> _Data excerpts_:

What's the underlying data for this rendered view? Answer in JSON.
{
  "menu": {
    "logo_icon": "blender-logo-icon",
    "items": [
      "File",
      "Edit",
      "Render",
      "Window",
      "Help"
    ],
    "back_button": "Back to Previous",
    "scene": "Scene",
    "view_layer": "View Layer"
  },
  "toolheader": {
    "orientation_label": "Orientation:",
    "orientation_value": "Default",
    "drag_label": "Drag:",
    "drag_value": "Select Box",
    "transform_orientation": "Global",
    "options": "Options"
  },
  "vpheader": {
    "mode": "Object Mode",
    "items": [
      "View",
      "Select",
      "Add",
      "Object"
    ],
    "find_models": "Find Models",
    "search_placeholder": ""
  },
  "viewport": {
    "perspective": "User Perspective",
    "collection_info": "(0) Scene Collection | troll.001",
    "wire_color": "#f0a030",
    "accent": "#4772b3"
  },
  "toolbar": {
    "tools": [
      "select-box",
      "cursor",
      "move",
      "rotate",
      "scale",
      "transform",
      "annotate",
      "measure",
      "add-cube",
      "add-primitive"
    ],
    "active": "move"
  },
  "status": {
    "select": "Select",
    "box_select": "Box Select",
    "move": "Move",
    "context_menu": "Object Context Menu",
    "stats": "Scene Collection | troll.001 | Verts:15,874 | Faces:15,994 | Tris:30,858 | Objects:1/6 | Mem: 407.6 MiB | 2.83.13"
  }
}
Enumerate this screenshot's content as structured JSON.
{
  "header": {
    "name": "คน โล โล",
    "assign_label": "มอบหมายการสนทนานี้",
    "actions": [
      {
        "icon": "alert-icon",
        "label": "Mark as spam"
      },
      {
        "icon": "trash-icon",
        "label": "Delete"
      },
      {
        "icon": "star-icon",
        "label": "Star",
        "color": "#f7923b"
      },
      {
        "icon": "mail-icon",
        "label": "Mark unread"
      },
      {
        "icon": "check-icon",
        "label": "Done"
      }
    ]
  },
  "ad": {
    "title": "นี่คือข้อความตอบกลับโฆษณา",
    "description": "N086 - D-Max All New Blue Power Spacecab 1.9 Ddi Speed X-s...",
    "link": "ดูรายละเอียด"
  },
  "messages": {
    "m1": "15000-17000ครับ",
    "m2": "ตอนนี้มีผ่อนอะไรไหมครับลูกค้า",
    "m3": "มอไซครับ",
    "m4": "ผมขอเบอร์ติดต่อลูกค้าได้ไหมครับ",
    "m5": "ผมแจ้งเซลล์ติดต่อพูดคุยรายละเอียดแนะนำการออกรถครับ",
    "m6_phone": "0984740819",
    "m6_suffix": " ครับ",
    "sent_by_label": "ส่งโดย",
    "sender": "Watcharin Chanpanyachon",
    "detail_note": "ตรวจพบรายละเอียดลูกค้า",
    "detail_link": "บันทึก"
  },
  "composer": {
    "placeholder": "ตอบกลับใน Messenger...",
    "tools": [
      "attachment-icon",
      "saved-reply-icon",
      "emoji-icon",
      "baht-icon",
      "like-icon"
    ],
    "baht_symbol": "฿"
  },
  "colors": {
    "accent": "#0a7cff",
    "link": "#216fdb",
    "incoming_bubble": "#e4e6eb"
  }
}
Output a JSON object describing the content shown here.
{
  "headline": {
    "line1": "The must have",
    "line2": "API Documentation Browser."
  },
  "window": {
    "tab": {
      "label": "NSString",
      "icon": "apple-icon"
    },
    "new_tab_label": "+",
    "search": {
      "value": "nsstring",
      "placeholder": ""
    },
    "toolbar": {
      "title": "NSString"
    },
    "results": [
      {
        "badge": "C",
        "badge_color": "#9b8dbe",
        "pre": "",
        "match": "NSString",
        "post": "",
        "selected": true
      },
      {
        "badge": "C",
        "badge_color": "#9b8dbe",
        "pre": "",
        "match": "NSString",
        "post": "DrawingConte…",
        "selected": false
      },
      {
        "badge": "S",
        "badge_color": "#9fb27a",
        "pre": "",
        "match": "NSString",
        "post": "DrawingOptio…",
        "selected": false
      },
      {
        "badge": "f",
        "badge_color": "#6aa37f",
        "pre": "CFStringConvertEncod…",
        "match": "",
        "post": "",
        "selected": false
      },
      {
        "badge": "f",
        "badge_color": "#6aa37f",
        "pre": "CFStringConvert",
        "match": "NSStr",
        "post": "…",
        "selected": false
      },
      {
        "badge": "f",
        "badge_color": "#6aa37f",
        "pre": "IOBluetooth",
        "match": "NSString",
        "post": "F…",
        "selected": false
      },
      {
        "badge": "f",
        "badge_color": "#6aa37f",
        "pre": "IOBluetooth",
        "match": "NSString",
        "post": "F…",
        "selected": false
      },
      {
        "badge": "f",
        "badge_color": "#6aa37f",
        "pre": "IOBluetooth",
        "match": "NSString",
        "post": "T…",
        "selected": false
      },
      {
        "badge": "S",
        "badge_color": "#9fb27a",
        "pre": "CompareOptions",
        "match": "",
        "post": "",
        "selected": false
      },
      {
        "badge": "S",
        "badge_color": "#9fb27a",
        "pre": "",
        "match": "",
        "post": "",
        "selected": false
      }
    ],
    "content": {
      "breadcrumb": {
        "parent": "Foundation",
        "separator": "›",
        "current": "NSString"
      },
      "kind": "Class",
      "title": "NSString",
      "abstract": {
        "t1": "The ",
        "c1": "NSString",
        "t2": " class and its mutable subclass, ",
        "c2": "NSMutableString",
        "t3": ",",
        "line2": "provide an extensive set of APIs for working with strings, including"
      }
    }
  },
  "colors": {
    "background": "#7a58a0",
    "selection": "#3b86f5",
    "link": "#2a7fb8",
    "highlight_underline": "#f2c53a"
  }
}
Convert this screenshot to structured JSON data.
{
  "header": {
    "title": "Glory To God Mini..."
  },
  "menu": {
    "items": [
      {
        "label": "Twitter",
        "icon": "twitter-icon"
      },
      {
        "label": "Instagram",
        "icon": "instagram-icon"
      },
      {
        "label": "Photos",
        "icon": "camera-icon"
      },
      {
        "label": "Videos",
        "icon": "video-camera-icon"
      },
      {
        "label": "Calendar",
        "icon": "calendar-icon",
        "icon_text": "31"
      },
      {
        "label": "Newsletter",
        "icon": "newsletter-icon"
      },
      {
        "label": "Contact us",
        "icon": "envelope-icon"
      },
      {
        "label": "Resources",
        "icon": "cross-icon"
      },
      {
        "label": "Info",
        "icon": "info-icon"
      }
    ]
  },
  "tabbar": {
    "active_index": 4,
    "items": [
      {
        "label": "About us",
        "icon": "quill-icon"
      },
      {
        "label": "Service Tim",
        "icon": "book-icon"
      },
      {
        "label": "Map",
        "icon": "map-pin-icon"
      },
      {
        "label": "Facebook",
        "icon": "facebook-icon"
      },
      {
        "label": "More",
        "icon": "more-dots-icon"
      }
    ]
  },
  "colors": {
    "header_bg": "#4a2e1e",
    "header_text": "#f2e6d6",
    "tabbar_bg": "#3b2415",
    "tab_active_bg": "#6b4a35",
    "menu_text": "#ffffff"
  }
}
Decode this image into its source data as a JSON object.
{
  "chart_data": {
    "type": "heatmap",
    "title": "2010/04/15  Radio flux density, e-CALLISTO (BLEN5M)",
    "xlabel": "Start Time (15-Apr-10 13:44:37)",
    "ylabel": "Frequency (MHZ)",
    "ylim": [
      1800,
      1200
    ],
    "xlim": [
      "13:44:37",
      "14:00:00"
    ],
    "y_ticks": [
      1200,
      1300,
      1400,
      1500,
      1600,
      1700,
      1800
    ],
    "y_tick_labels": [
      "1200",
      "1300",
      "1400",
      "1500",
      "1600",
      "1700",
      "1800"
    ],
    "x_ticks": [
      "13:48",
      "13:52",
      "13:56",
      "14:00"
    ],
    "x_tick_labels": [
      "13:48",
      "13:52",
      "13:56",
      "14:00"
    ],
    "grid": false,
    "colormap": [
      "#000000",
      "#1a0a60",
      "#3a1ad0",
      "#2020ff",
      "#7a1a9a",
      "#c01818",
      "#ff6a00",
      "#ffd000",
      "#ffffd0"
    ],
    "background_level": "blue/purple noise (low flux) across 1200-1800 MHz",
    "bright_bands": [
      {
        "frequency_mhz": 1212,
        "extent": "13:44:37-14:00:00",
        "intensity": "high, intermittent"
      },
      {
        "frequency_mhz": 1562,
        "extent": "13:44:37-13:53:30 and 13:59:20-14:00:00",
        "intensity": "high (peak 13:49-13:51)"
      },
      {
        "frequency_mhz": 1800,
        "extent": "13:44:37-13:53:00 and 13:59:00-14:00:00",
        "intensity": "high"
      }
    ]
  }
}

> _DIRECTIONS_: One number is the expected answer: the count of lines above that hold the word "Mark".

> _ANSWER_: 2